Buddy’s announcement raises an issue we should all be thinking about.
Not only was the fact that he was missing out on the first round of finals a surprise, but so too was the fact that he took time away from his job to be treated.
It’s a fairly rare thing in Australian workplaces, despite statistics showing almost half of the population will experience a mental health disorder at some stage in their lives.
According to not-for-profit organisation SANE Australia, one in five Australians will experience a mental illness in any 12-month period. In that time, anxiety disorders will affect 14 per cent of people and depression will affect six per cent.
But being upfront with your employer if you’re suffering from a mental illness is not as easy as it sounds.
Workers who may need support, time off or flexible work options are often worried about being treated differently by their bosses or colleagues or losing work opportunities.
BeyondBlue chief executive Georgie Harman recently said that while openness about mental health issues could help managers create the best environment to support recovery, employees should only speak up when they are confident they will be supported, Fairfax Media reported.
But Australian Human Resources Institute Chairman Peter Wilson told Mamamia that it is best to be open about mental illness if you are seeking support from your employer.

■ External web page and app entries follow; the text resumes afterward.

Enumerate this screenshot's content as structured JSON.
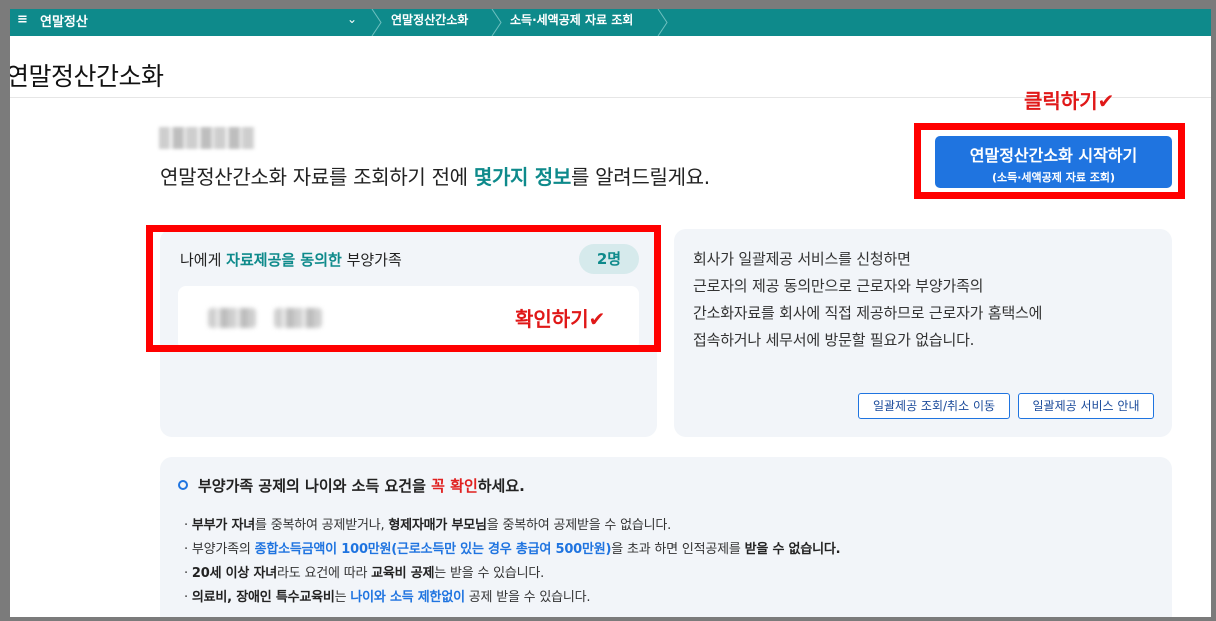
{
  "topbar": {
    "menu_icon": "hamburger-icon",
    "menu_glyph": "≡",
    "title": "연말정산",
    "chevron_glyph": "⌄",
    "breadcrumb": [
      "연말정산간소화",
      "소득·세액공제 자료 조회"
    ]
  },
  "page_title": "연말정산간소화",
  "intro": {
    "before": "연말정산간소화 자료를 조회하기 전에 ",
    "highlight": "몇가지 정보",
    "after": "를 알려드릴게요."
  },
  "annotations": {
    "click": "클릭하기✔",
    "confirm": "확인하기✔",
    "color": "#ff0000"
  },
  "start_button": {
    "line1": "연말정산간소화 시작하기",
    "line2": "(소득·세액공제 자료 조회)"
  },
  "dependents": {
    "title_before": "나에게 ",
    "title_highlight": "자료제공을 동의한",
    "title_after": " 부양가족",
    "count": "2명"
  },
  "info": {
    "lines": [
      "회사가 일괄제공 서비스를 신청하면",
      "근로자의 제공 동의만으로 근로자와 부양가족의",
      "간소화자료를 회사에 직접 제공하므로 근로자가 홈택스에",
      "접속하거나 세무서에 방문할 필요가 없습니다."
    ],
    "btn_lookup": "일괄제공 조회/취소 이동",
    "btn_guide": "일괄제공 서비스 안내"
  },
  "requirements": {
    "title_before": "부양가족 공제의 나이와 소득 요건을 ",
    "title_highlight": "꼭 확인",
    "title_after": "하세요.",
    "l1": {
      "b1": "부부가 자녀",
      "t1": "를 중복하여 공제받거나, ",
      "b2": "형제자매가 부모님",
      "t2": "을 중복하여 공제받을 수 없습니다."
    },
    "l2": {
      "t1": "부양가족의 ",
      "bl1": "종합소득금액이 100만원(근로소득만 있는 경우 총급여 500만원)",
      "t2": "을 초과 하면 인적공제를 ",
      "b1": "받을 수 없습니다."
    },
    "l3": {
      "b1": "20세 이상 자녀",
      "t1": "라도 요건에 따라 ",
      "b2": "교육비 공제",
      "t2": "는 받을 수 있습니다."
    },
    "l4": {
      "b1": "의료비, 장애인 특수교육비",
      "t1": "는 ",
      "bl1": "나이와 소득 제한없이",
      "t2": " 공제 받을 수 있습니다."
    }
  },
  "colors": {
    "brand_teal": "#0e8a8b",
    "primary_blue": "#1f74e0",
    "alert_red": "#e02020"
  }
}
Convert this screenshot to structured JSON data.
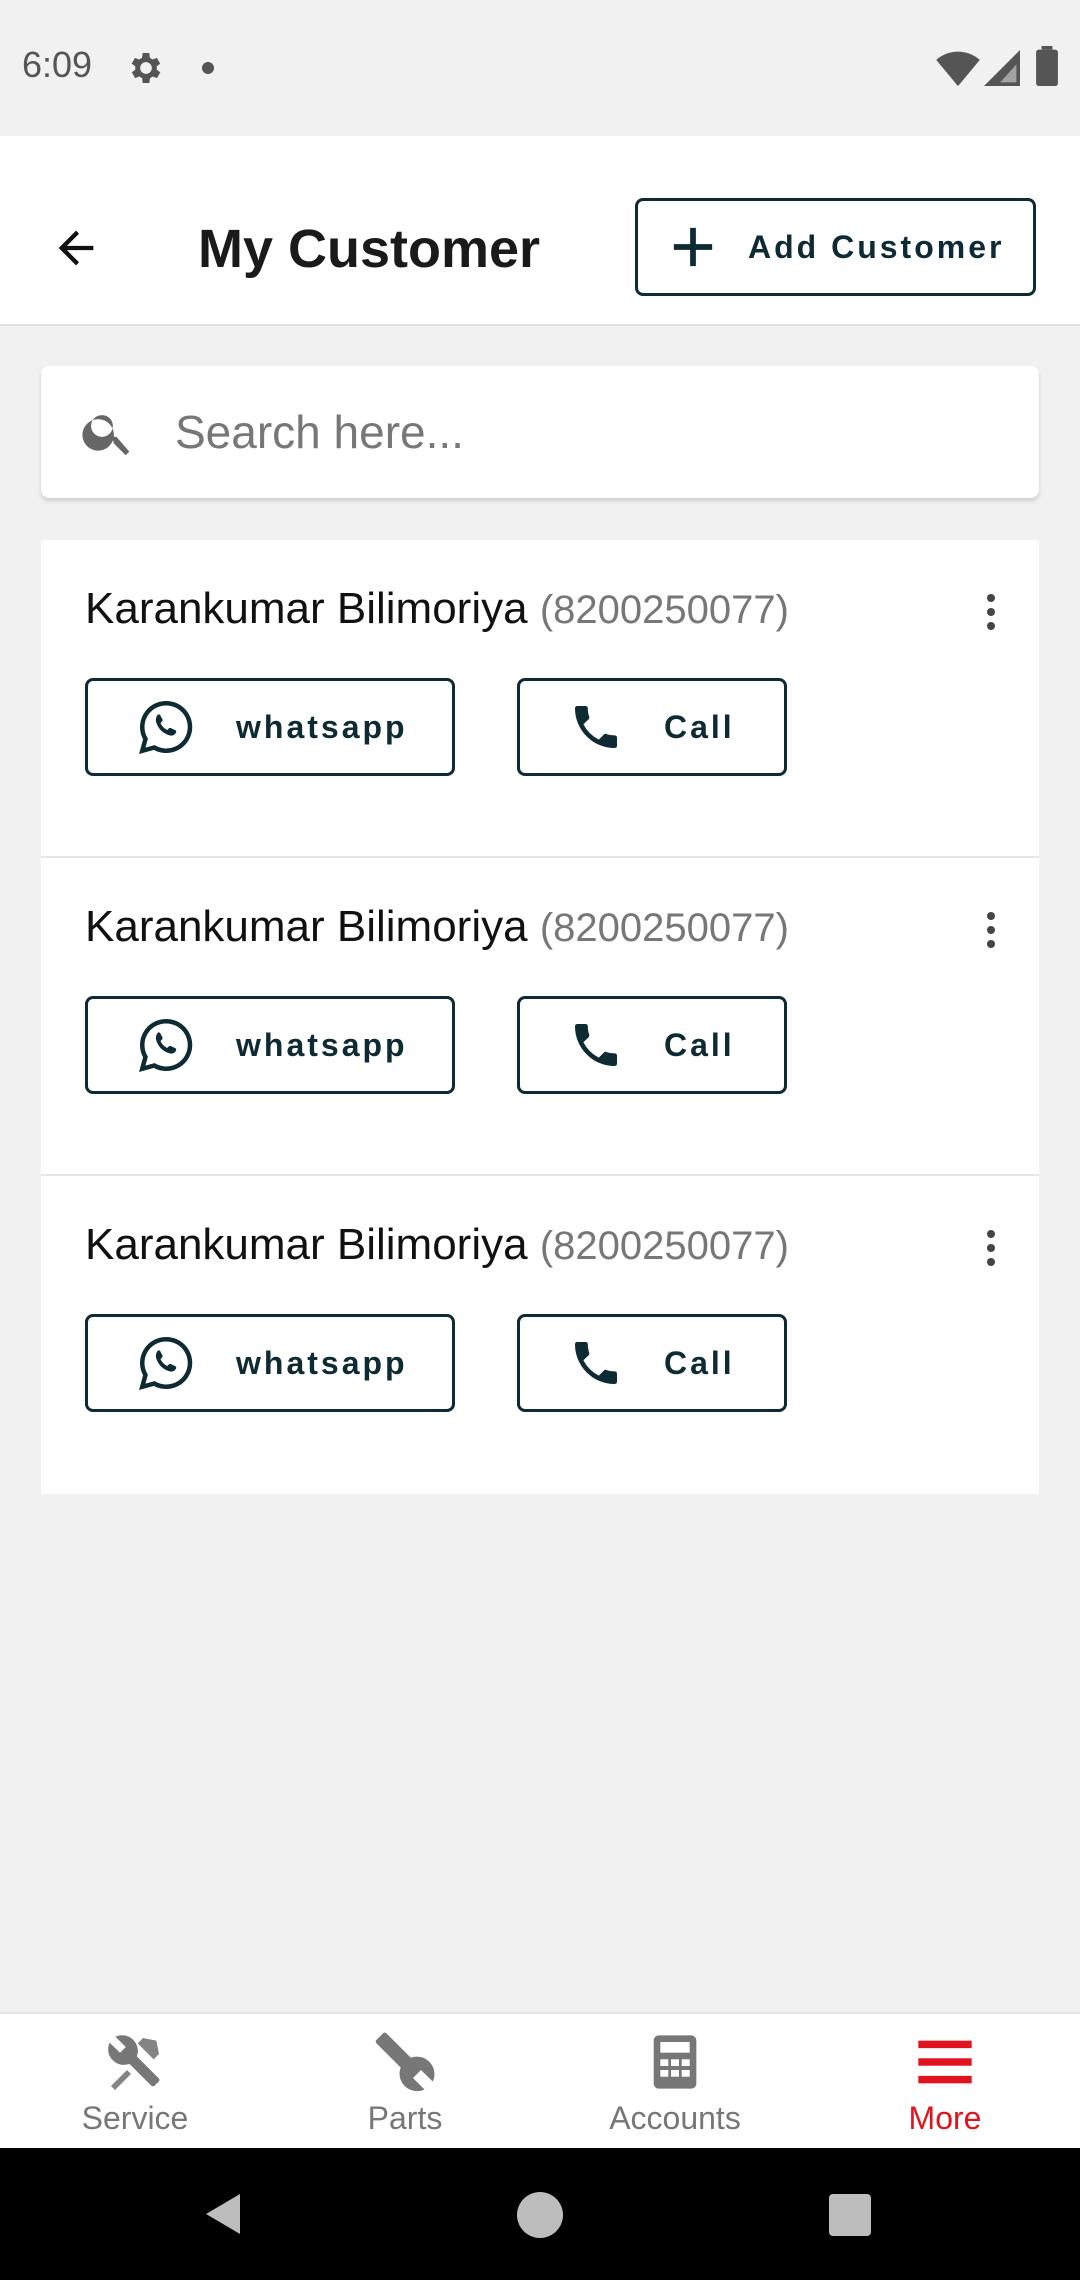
{
  "status_bar": {
    "time": "6:09",
    "icons": [
      "gear-icon",
      "notification-dot",
      "wifi-icon",
      "signal-icon",
      "battery-icon"
    ]
  },
  "header": {
    "back_icon": "arrow-left-icon",
    "title": "My Customer",
    "add_button_label": "Add Customer",
    "add_button_icon": "plus-icon"
  },
  "search": {
    "placeholder": "Search here...",
    "value": "",
    "icon": "search-icon"
  },
  "customers": [
    {
      "name": "Karankumar Bilimoriya",
      "phone": "(8200250077)",
      "whatsapp_label": "whatsapp",
      "call_label": "Call"
    },
    {
      "name": "Karankumar Bilimoriya",
      "phone": "(8200250077)",
      "whatsapp_label": "whatsapp",
      "call_label": "Call"
    },
    {
      "name": "Karankumar Bilimoriya",
      "phone": "(8200250077)",
      "whatsapp_label": "whatsapp",
      "call_label": "Call"
    }
  ],
  "bottom_nav": {
    "items": [
      {
        "label": "Service",
        "icon": "tools-icon",
        "active": false
      },
      {
        "label": "Parts",
        "icon": "wrench-icon",
        "active": false
      },
      {
        "label": "Accounts",
        "icon": "calculator-icon",
        "active": false
      },
      {
        "label": "More",
        "icon": "menu-icon",
        "active": true
      }
    ]
  },
  "colors": {
    "accent": "#e0141e",
    "button_border": "#0e2a32",
    "background": "#f1f1f1",
    "muted_text": "#777777"
  }
}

“It’s a very confronting thing to do if you have an illness and you don’t know your employer’s standards on the issue,” Mr Wilson said.